Friday, 16 November 2007

dna testing of shelter dogs to find dangerous breeds

When people ask me what breed Penny is, I just say she's a mutt. I've had lots of fun wondering what genetic heritage she has and I was mildly interested, as I blogged on 7 October, to discover that it is possible to test dogs' genetic heritage and work out what breeds are in their ancestry.

However, I have just read an opinion piece in seattle about the possibility of insurance companies demanding that household insurance policies specify the genetic heritage of dogs living in the home.It seems like science fiction, but who, twenty years ago, would have foreseen the technologies that we take for granted today?

The writer, Dee Carlson, suggests that it could be required as part of home insurance for you to analyse the breed of a shelter dog before you take it into your home.

On reading the 'comments' section of the article, I found that one person accuses Dee Carlson of having a hidden agenda because she breeds akitas. I did a Google search on her and found an article she has written for akita owners about the dangers of letting these dogs interact with children or other dogs. I guess if you follow the recommendations set out by ARMAC (Akita Rescue Mid-Atlantic) you can be sure your dog does not get into trouble, but it seemed to me you would have to have a special love of this breed to keep one.

It was the list at the bottom of the akita rescue site that astonished me. It is a list of the breeds that have been declared 'dangerous' in different parts of the US. There are seventy-five breeds! Amongst them are labrador retrievers and airedales!

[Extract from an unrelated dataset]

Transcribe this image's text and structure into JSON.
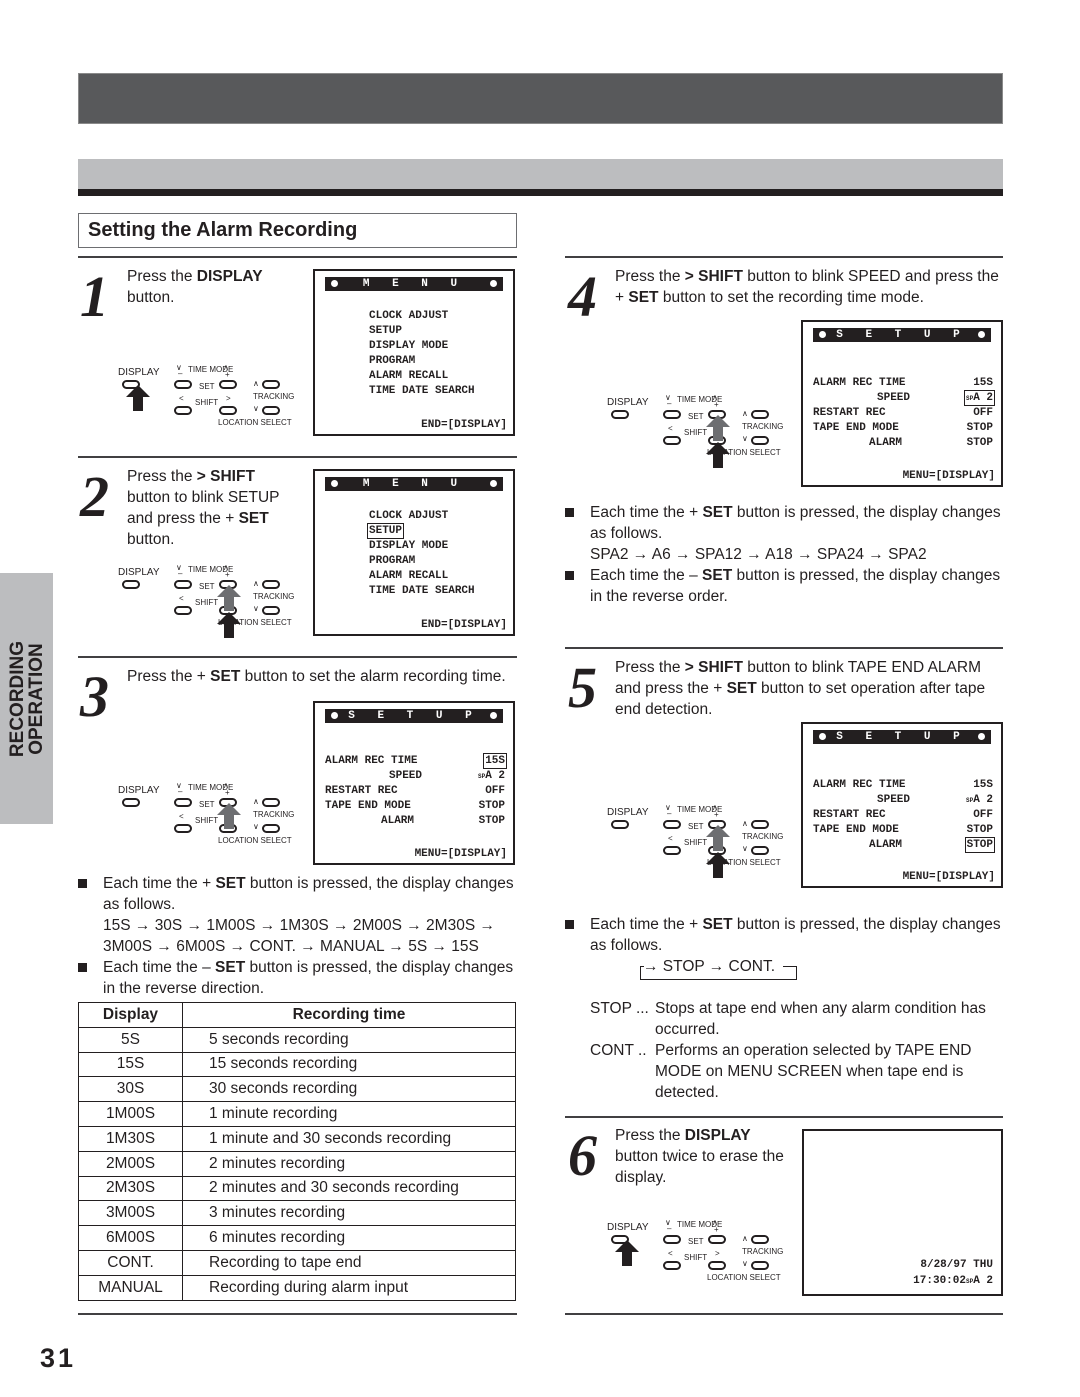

I was so taken aback by this huge list that I searched for more information and came across a book called Fatal Dog Attacks. The write-up of the book says, in part:
There seems to be an ever growing expectation of a "behaviorally homogenized" dog - "Benji" in the shape of a Rottweiler. Breeds of dogs with greater protection instincts or an elevated prey-drive are often unfairly viewed as "aggressive or dangerous". No breed of dog is inherently vicious, as all breeds of dogs were created and are maintained exclusively to serve and co-exist with humans. The problem exists not within the breed of dog, but rather within the owners that fail to control, supervise, maintain and properly train the breed of dog they choose to keep.

Any dog, regardless of breed, is only as dangerous as his/her owner allows it to be.

The Kennel Club in the UK also discusses the issue in a page titled The Kennel Club Proposes Alternative To Dangerous Dog Amnesties Here's a quote from that document:
Research shows that this is influenced most by the dog’s owner, the environment it lives in and the training it is given. In the wrong hands, any breed of dog can be dangerous - the number of dog attacks by breeds other than those on the dangerous dogs list illustrates this. Similarly, any dog that has been trained by its owner appropriately and sufficiently should not be outlawed or destroyed based on its breed alone.

No comments: